Omar: The United Nations is the most diverse organization in the world. You will be working with people from all walks of life. The best thing you can do when joining the UN is to have an open mind and be prepared to learn many new things. Ask a lot of questions and take on initiatives. Look for new ways to help the organization progress. The environment is always welcoming, and you will always feel a part of the organization.
Katja: I highly recommended the UN’s attention to detail, presence, and best in class human capital practices along with their respect for other IOs and professionals there. I was surprised how relaxed the HR department was; people were jovial and joking with casual attire though this may vary by team. Consequently, if you want to work in a narrow scope, the UN is a great fit; however, it’s not the best for a prospective generalist.
For those looking to apply to positions, language skills (I’m fluent in French) were a big plus on the application. With regards to fit, much of the work is process oriented and individuals will not always have a view of what is happening overall. Also, you should keep up with the world news and political events, particularly with UN mission deployments and priorities to have a better idea where their personnel and programming needs are.”
Finally, we inquired what about how their experience with the UN shaped their development as an I-O.
Omar: Working at the UN has helped develop me as an I-O psychology professional in many ways. By working alongside other I-O psychologists, I was able to learn new concepts, procedures and software, especially in psychometric analysis. From SPSS to Winsteps, working at the UN was my first exposure to building tests and analyzing the results. I was able to learn a lot at the UN that has helped me grow professionally and that I use in my current work at the examination unit for New York City. By having a helpful team in a wonderful organization, I was able to practice and gain I-O knowledge at the UN that has made me more well rounded.
Katja: One of my key learnings was the importance of creating a solid process. Having a transparent, transferable process that is clear to others helped in the recruitment process, aiding in interdepartmental communication and engaging with clients. Creating accompanying communication structures has helped in my current role of HR manage at a FinTech start up. It also prepared me to work on a diverse team and remotely with other global partners as well.
We hope that you have enjoyed this first installment of our interview series on I-O psychologists in the UN. Already, we can see the diverse set of people involved at the UN and the wide range of I-O psychology expertise that is in use and needed every day there. Indeed, there are plenty of opportunities whether you are still in grad school, looking to volunteer outside your career, or even would like to work for the UN directly.
We’d like to extend our thanks to both Katja and Omar for taking the time to talk with us and share their perspectives!

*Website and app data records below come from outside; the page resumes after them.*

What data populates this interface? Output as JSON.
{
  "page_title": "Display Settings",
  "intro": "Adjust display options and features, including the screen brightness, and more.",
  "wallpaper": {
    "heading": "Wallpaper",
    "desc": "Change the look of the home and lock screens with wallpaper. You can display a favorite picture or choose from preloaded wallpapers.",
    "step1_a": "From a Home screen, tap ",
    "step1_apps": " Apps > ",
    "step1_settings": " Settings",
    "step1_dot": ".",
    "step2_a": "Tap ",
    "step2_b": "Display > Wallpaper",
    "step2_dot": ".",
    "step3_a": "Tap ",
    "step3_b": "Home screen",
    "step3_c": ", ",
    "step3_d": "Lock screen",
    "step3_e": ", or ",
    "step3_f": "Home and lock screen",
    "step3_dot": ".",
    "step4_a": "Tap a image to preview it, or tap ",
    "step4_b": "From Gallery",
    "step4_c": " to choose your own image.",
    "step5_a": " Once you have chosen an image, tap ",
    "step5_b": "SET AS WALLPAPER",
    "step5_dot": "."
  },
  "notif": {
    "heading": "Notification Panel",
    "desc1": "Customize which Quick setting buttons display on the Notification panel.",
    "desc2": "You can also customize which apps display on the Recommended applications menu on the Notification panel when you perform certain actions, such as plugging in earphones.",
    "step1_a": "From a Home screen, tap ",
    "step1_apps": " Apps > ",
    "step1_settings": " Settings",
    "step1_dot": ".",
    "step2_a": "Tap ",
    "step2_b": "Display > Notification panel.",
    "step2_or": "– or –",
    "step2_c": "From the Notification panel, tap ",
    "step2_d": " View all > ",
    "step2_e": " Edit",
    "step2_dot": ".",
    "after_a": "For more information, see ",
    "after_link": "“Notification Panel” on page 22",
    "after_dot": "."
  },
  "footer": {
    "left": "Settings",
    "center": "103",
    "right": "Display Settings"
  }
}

The SIOP UN Committee is supported by the gracious efforts of the following committee members, interns, and emeritus volunteers: Lise Saari, Julie Olson-Buchanan, Aimee Lace, Dan Maday, Deborah E. Rupp, Drew B. Mallory, Ines Meyer, John C. Scott, Lori Foster, Mark Poteet, Mat Osicki, Nabila Sheikh, Stuart Carr, and Walter Reichman.